### WHAT YOU SHOULD DO
Copy, in full, each line of the material that holds the word "JSON".

### AVAILABLE DATA
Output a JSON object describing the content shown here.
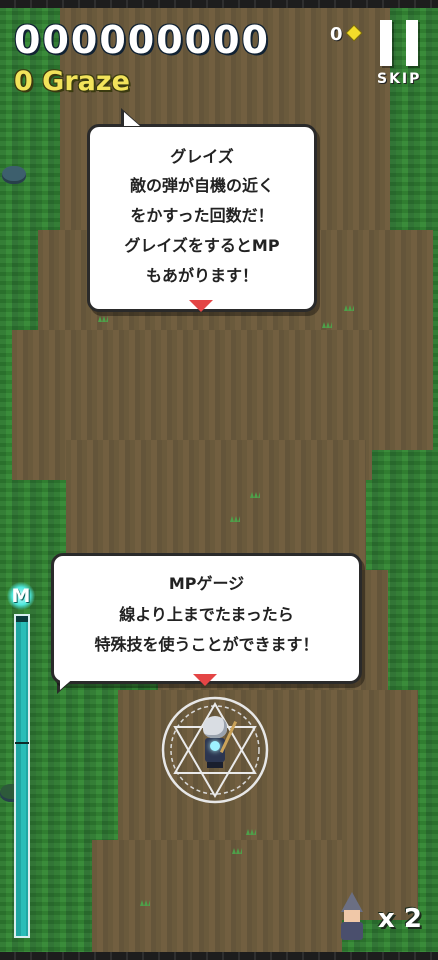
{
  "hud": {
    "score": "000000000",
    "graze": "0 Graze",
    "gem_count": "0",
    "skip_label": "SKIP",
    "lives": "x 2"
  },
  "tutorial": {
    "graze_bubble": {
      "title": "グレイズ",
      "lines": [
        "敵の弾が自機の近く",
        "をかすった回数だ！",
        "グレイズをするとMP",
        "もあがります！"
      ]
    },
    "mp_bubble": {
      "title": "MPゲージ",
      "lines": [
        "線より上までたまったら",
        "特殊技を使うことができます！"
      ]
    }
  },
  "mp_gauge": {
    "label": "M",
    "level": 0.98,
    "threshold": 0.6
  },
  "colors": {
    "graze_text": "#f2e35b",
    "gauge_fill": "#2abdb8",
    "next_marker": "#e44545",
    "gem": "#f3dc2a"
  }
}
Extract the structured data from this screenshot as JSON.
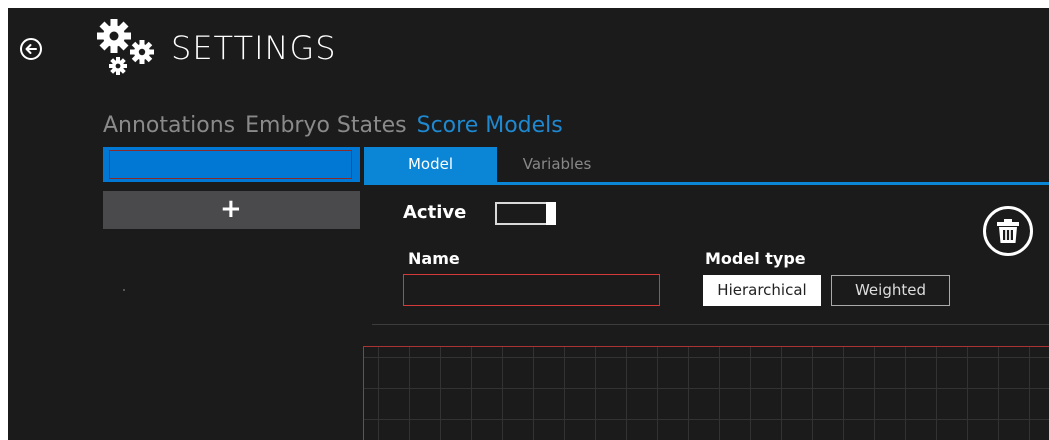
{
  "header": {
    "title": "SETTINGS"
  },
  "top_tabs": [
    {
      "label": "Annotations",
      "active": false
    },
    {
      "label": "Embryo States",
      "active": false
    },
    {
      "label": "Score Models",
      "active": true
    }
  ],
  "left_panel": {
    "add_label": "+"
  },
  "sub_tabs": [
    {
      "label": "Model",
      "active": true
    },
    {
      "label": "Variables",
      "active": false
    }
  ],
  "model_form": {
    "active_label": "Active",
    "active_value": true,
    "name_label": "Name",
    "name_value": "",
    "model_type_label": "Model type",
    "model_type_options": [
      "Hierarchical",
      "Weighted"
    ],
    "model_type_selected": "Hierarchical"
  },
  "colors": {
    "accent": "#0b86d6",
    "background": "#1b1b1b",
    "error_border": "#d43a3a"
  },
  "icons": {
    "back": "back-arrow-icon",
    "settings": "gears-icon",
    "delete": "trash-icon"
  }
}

### RESPONSE BOX
Output a JSON object describing the content shown here.
Extract the structured data from this screenshot as JSON.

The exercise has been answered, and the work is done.